Every entry is to be printed again precisely as given.

[Excerpts from an interface dataset]
■ ■ ■ ■

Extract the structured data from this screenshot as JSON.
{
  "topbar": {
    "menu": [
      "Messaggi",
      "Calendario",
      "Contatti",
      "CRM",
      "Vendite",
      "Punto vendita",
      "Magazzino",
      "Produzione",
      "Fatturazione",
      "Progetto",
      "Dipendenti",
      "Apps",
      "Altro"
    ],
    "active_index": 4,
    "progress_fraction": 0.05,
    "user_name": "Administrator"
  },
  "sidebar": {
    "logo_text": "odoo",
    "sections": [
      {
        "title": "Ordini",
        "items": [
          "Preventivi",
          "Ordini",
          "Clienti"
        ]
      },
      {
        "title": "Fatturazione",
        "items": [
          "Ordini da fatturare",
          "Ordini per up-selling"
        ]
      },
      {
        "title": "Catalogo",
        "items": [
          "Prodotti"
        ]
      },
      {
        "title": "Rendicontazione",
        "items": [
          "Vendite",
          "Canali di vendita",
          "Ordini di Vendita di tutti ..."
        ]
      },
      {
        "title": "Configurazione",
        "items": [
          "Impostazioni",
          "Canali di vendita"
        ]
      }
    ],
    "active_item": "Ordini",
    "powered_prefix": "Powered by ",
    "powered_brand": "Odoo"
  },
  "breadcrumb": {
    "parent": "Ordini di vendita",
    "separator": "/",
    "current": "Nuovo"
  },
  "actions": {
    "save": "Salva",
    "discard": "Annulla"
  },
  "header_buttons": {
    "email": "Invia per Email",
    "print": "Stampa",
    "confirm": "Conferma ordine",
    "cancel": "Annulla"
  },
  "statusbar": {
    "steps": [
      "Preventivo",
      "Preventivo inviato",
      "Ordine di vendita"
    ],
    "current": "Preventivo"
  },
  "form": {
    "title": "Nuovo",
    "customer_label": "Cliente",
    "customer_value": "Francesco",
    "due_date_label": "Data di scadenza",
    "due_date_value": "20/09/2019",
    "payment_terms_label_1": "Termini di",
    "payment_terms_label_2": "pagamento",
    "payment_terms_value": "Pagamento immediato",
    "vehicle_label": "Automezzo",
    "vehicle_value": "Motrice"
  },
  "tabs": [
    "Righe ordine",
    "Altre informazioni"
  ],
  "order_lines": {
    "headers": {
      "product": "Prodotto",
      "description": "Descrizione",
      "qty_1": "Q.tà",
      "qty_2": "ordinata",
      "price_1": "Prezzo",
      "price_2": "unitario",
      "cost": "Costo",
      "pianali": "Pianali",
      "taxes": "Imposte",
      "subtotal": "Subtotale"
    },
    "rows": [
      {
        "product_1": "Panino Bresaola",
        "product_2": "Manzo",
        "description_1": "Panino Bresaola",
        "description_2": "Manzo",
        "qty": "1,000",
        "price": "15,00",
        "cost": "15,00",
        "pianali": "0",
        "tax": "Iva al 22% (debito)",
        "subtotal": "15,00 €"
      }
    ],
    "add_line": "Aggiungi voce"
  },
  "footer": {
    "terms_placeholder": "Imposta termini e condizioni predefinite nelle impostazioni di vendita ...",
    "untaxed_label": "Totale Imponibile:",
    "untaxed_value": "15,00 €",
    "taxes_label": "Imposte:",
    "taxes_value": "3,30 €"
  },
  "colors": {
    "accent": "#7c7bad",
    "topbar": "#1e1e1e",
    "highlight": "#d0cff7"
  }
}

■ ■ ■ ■

-- EXERCISE SOLUTION --
Extract the structured data from this screenshot as JSON.
{
  "topbar": {
    "menu": [
      "Messaggi",
      "Calendario",
      "Contatti",
      "CRM",
      "Vendite",
      "Punto vendita",
      "Magazzino",
      "Produzione",
      "Fatturazione",
      "Progetto",
      "Dipendenti",
      "Apps",
      "Altro"
    ],
    "active_index": 4,
    "progress_fraction": 0.05,
    "user_name": "Administrator"
  },
  "sidebar": {
    "logo_text": "odoo",
    "sections": [
      {
        "title": "Ordini",
        "items": [
          "Preventivi",
          "Ordini",
          "Clienti"
        ]
      },
      {
        "title": "Fatturazione",
        "items": [
          "Ordini da fatturare",
          "Ordini per up-selling"
        ]
      },
      {
        "title": "Catalogo",
        "items": [
          "Prodotti"
        ]
      },
      {
        "title": "Rendicontazione",
        "items": [
          "Vendite",
          "Canali di vendita",
          "Ordini di Vendita di tutti ..."
        ]
      },
      {
        "title": "Configurazione",
        "items": [
          "Impostazioni",
          "Canali di vendita"
        ]
      }
    ],
    "active_item": "Ordini",
    "powered_prefix": "Powered by ",
    "powered_brand": "Odoo"
  },
  "breadcrumb": {
    "parent": "Ordini di vendita",
    "separator": "/",
    "current": "Nuovo"
  },
  "actions": {
    "save": "Salva",
    "discard": "Annulla"
  },
  "header_buttons": {
    "email": "Invia per Email",
    "print": "Stampa",
    "confirm": "Conferma ordine",
    "cancel": "Annulla"
  },
  "statusbar": {
    "steps": [
      "Preventivo",
      "Preventivo inviato",
      "Ordine di vendita"
    ],
    "current": "Preventivo"
  },
  "form": {
    "title": "Nuovo",
    "customer_label": "Cliente",
    "customer_value": "Francesco",
    "due_date_label": "Data di scadenza",
    "due_date_value": "20/09/2019",
    "payment_terms_label_1": "Termini di",
    "payment_terms_label_2": "pagamento",
    "payment_terms_value": "Pagamento immediato",
    "vehicle_label": "Automezzo",
    "vehicle_value": "Motrice"
  },
  "tabs": [
    "Righe ordine",
    "Altre informazioni"
  ],
  "order_lines": {
    "headers": {
      "product": "Prodotto",
      "description": "Descrizione",
      "qty_1": "Q.tà",
      "qty_2": "ordinata",
      "price_1": "Prezzo",
      "price_2": "unitario",
      "cost": "Costo",
      "pianali": "Pianali",
      "taxes": "Imposte",
      "subtotal": "Subtotale"
    },
    "rows": [
      {
        "product_1": "Panino Bresaola",
        "product_2": "Manzo",
        "description_1": "Panino Bresaola",
        "description_2": "Manzo",
        "qty": "1,000",
        "price": "15,00",
        "cost": "15,00",
        "pianali": "0",
        "tax": "Iva al 22% (debito)",
        "subtotal": "15,00 €"
      }
    ],
    "add_line": "Aggiungi voce"
  },
  "footer": {
    "terms_placeholder": "Imposta termini e condizioni predefinite nelle impostazioni di vendita ...",
    "untaxed_label": "Totale Imponibile:",
    "untaxed_value": "15,00 €",
    "taxes_label": "Imposte:",
    "taxes_value": "3,30 €"
  },
  "colors": {
    "accent": "#7c7bad",
    "topbar": "#1e1e1e",
    "highlight": "#d0cff7"
  }
}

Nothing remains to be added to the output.